[What the task asks] Every line of the records below that holds the word "likes" should be copied out.

Records from a data collection:
# # # # #

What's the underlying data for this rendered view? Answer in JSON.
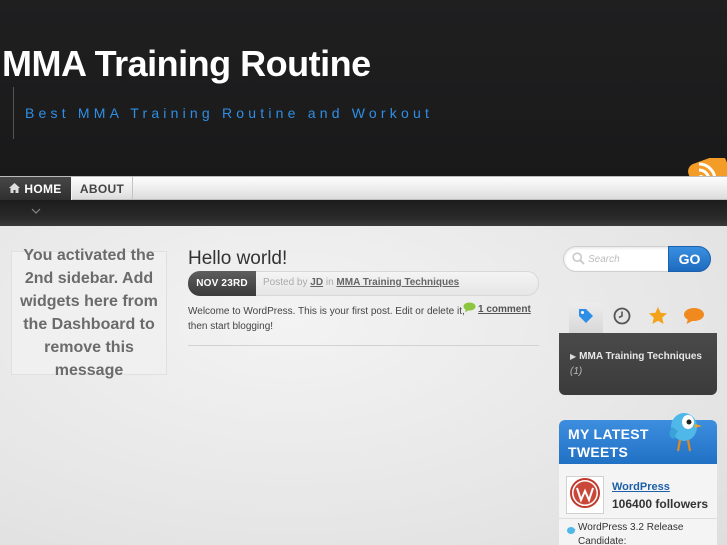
{
  "header": {
    "site_title": "MMA Training Routine",
    "tagline": "Best MMA Training Routine and Workout"
  },
  "nav": {
    "items": [
      {
        "label": "Home",
        "icon": "home-icon",
        "active": true
      },
      {
        "label": "About",
        "active": false
      }
    ]
  },
  "sidebar2": {
    "message": "You activated the 2nd sidebar. Add widgets here from the Dashboard to remove this message"
  },
  "post": {
    "title": "Hello world!",
    "date": "Nov 23rd",
    "meta_posted_by": "Posted by",
    "author": "JD",
    "meta_in": "in",
    "category": "MMA Training Techniques",
    "excerpt": "Welcome to WordPress. This is your first post. Edit or delete it, then start blogging!",
    "comments": "1 comment"
  },
  "search": {
    "placeholder": "Search",
    "button_label": "GO"
  },
  "tabs": {
    "items": [
      {
        "icon": "tag-icon",
        "color": "#2f8fe6"
      },
      {
        "icon": "clock-icon",
        "color": "#555555"
      },
      {
        "icon": "star-icon",
        "color": "#f2a21b"
      },
      {
        "icon": "comment-icon",
        "color": "#f08a1e"
      }
    ]
  },
  "categories": {
    "items": [
      {
        "name": "MMA Training Techniques",
        "count": "(1)"
      }
    ]
  },
  "tweets": {
    "title": "My Latest Tweets",
    "account_name": "WordPress",
    "followers": "106400 followers",
    "latest_tweet": "WordPress 3.2 Release Candidate:"
  },
  "colors": {
    "header_bg": "#1d1d1e",
    "accent_blue": "#2f8fe6",
    "tweets_blue": "#2f80d4",
    "go_button": "#2a7fd6"
  }
}
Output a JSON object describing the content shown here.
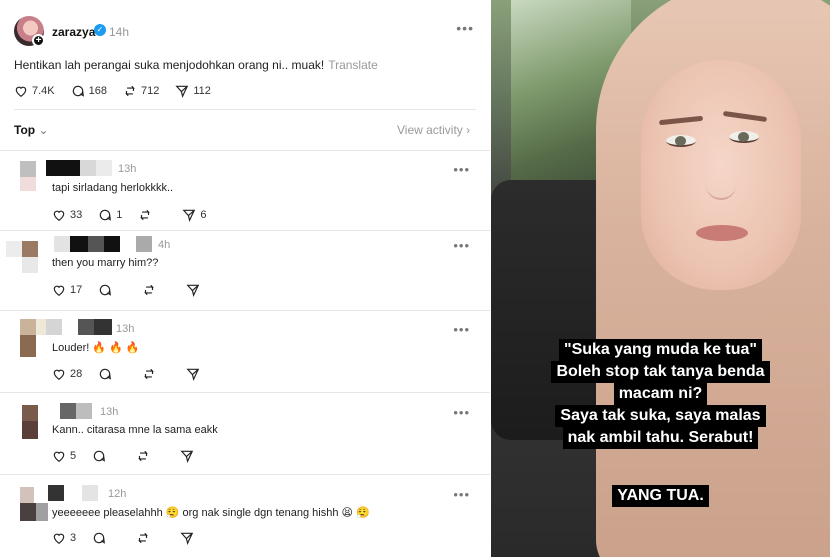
{
  "post": {
    "username": "zarazya",
    "time": "14h",
    "text": "Hentikan lah perangai suka menjodohkan orang ni.. muak!",
    "translate": "Translate",
    "likes": "7.4K",
    "replies": "168",
    "reposts": "712",
    "shares": "112"
  },
  "sort": {
    "label": "Top",
    "view_activity": "View activity"
  },
  "comments": [
    {
      "time": "13h",
      "text": "tapi sirladang herlokkkk..",
      "likes": "33",
      "replies": "1",
      "shares": "6"
    },
    {
      "time": "4h",
      "text": "then you marry him??",
      "likes": "17"
    },
    {
      "time": "13h",
      "text": "Louder! 🔥 🔥 🔥",
      "likes": "28"
    },
    {
      "time": "13h",
      "text": "Kann.. citarasa mne la sama eakk",
      "likes": "5"
    },
    {
      "time": "12h",
      "text": "yeeeeeee pleaselahhh 😮‍💨 org nak single dgn tenang hishh 😫 😮‍💨",
      "likes": "3"
    }
  ],
  "image_caption": {
    "lines": [
      "\"Suka yang muda ke tua\"",
      "Boleh stop tak tanya benda",
      "macam ni?",
      "Saya tak suka, saya malas",
      "nak ambil tahu. Serabut!"
    ],
    "answer": "YANG TUA."
  },
  "colors": {
    "verified": "#1d9bf0",
    "muted": "#999999",
    "caption_bg": "#000000"
  }
}
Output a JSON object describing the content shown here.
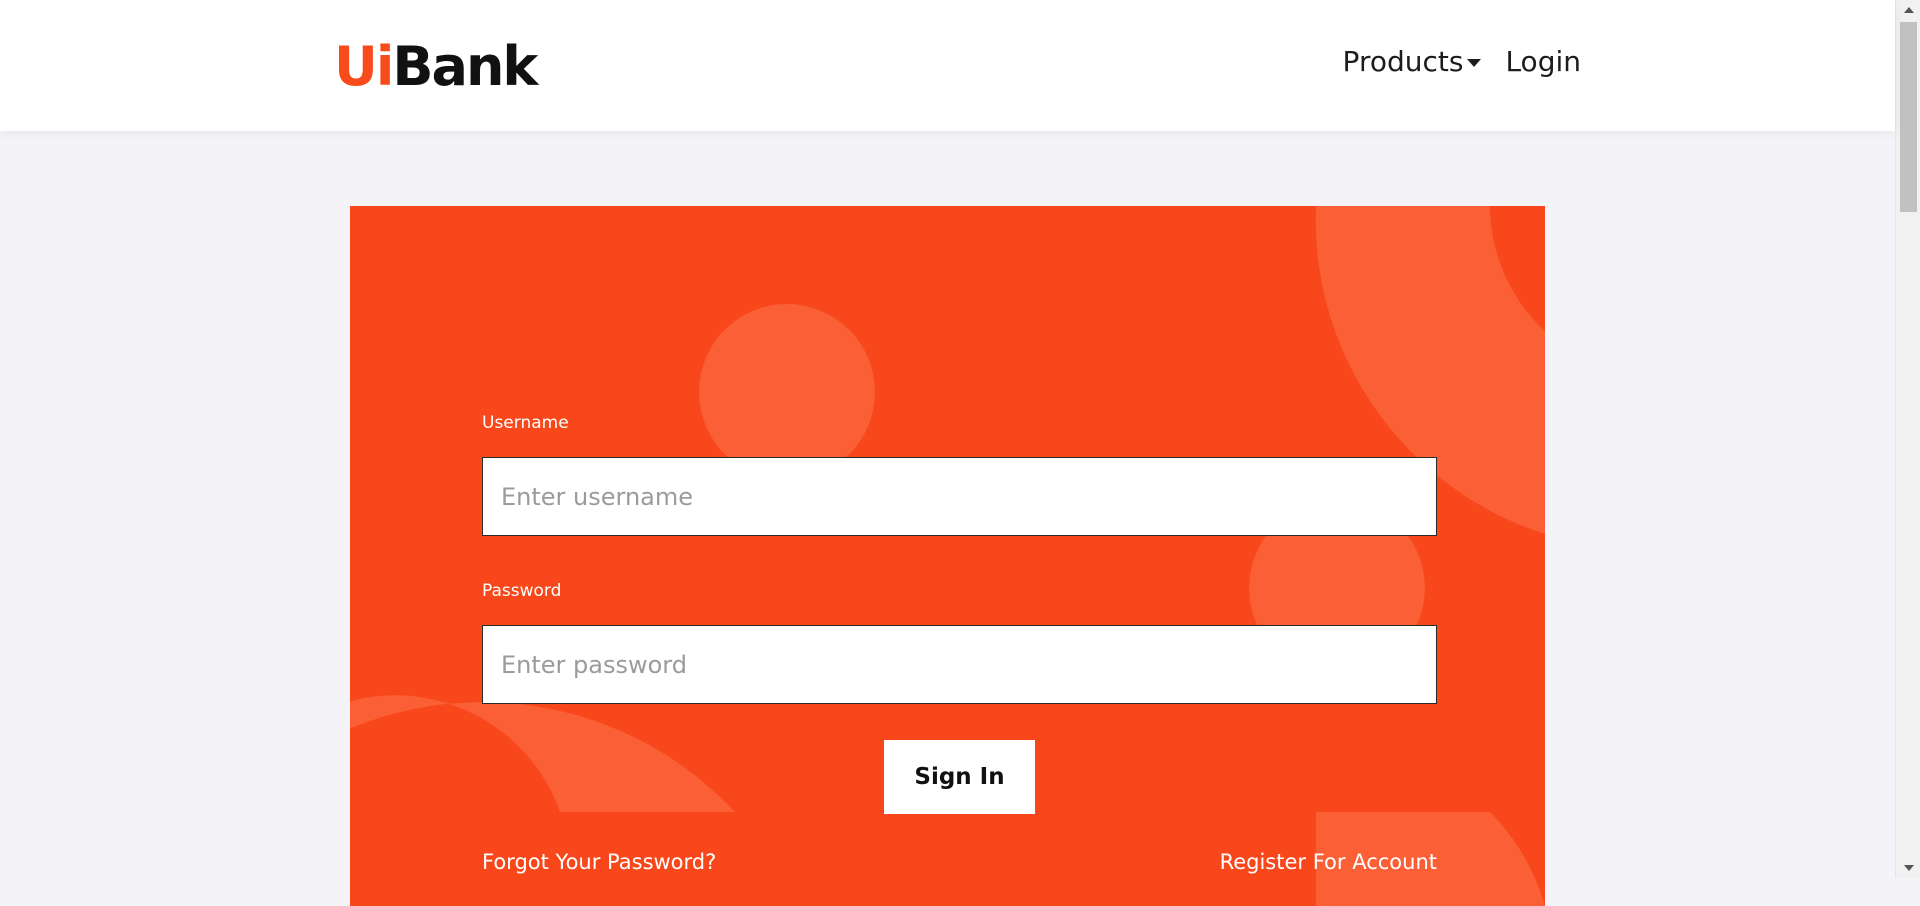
{
  "brand": {
    "logo_prefix": "Ui",
    "logo_suffix": "Bank",
    "accent_color": "#f74b1c"
  },
  "nav": {
    "products_label": "Products",
    "login_label": "Login"
  },
  "login_form": {
    "username_label": "Username",
    "username_placeholder": "Enter username",
    "username_value": "",
    "password_label": "Password",
    "password_placeholder": "Enter password",
    "password_value": "",
    "signin_label": "Sign In",
    "forgot_label": "Forgot Your Password?",
    "register_label": "Register For Account"
  },
  "colors": {
    "panel_bg": "#f7471b",
    "decoration": "#fb5f35",
    "page_bg": "#f4f4f8"
  },
  "icons": {
    "products_dropdown": "caret-down-icon"
  }
}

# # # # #

[Solution for this task]
    "likes": "7.4K",
      "likes": "33",
      "likes": "17"
      "likes": "28"
      "likes": "5"
      "likes": "3"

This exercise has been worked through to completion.